NEW ALBANY — As the Lorax once said “Unless someone like you cares a whole awful lot, nothing is going to get better. It's not.”
The Dr. Seuss hero and speaker for the trees made a plea nearly 50 years ago to take care better care of wildlife. On Friday, it was made clear that officials from Ecotech LLC heeded his word and do care "a whole awful lot."
City of New Albany and company officials celebrated Ecotech LLCs nearing the midpoint of their drive to plant 10,000 trees in 10 years across Kentucky and Southern Indiana with the ceremonial planting of a lilac tree.

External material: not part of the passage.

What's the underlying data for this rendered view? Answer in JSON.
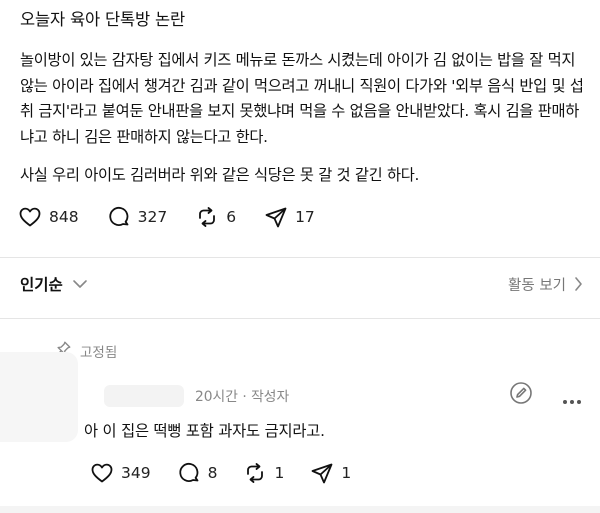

The ceremonial planting was the last of 25 to take place during the week to celebrating the push. The officials also went to Clarksville Little League Park, Silver Creek Primary School and Wooded View Golf Course in Clarksville.
According to Bryan Slade, president of Ecotech, the plan was hatched because the company “wanted to develop a philanthropy that would last a substantial or significant period of time.”
“We had discussed putting together a tree philanthropy. We are in the environment business, we like trees, there is a shortage of trees. The tree canopy is challenged here, so four or five years ago [Ecotech] made a decision to plant 10,000 trees in advance of 25th company anniversary.”
The decision was already made, but the Henryville Tornado “accelerated” things, Slade said.
“We went up there and of course everything was devastated, so our first tree plantings were at the Henryville schools,” he explained. Since then, nearly 5,000 trees have planted. Of those 1,500 have been in New Albany, Slade said.
“Primarily, what we try to do is look at one, people who will take outstanding care, custody and control of the trees cause there’s no reason to spend a whole lot of money on these trees to watch them die," Slade said. "We have great a partnership from Mayor [Jeff] Gahan and [city arborist Greg] Mills. They nurture the trees. Then we look at 'Can we get those into areas the public can see them?' Areas where families, for example, can enjoy the beauty of the trees. So parks, schools, we’ve done areas like that where you have a lot of family participation.”
Mills, the man behind the trees that go up, said the importance of “urban forests” dates back to the 19th century.
“It’s for the quality of life. It’s actually good for us creatures, emotionally, to be surrounded by greens," he said. "We’ve been doing that since the Civil War time. Look at Central Park, [Frederick Law] Olmsted did that. We’ve been recognizing the importance of being surrounded by greenery."
According to the Central Park Conservancy website, 750 acres was designated for the now-famous park in 1858 because “many socially conscious reformers understood that the creation of a great public park would improve public health and contribute greatly to the formation of a civil society.”
Olmsted was the agriculturist behind the park and is also responsible for the park system in Louisville.
When it comes to selecting trees for New Albany’s canopy, Mills went for variety and resilience.
“We plant trees that are tough and can stand the urban pressure,” he said. Along Oak Street, lilac and Japanese flowering pagoda trees have planted.
In addition to the natural beauty, Mills said tree-lined streets raise property values.
“This neighborhood is on the way back up," he said. "They’re redoing a lot of the older homes. Tree-lined streets increase value of the homes up to 25 percent. Since the people of neighborhood are doing their part to improve, the city, hand in hand, are doing our part,” he said.
For Slade, seeing the trees that have been planted around the city is “absolutely wonderful.”
"There’s a lot of satisfaction to that and I can humbly say we know it’s doing a lot of good," he said. "We know these residents looked forward to tree plantings in their street for years. They’ll enjoy watching these trees grow for years to come.”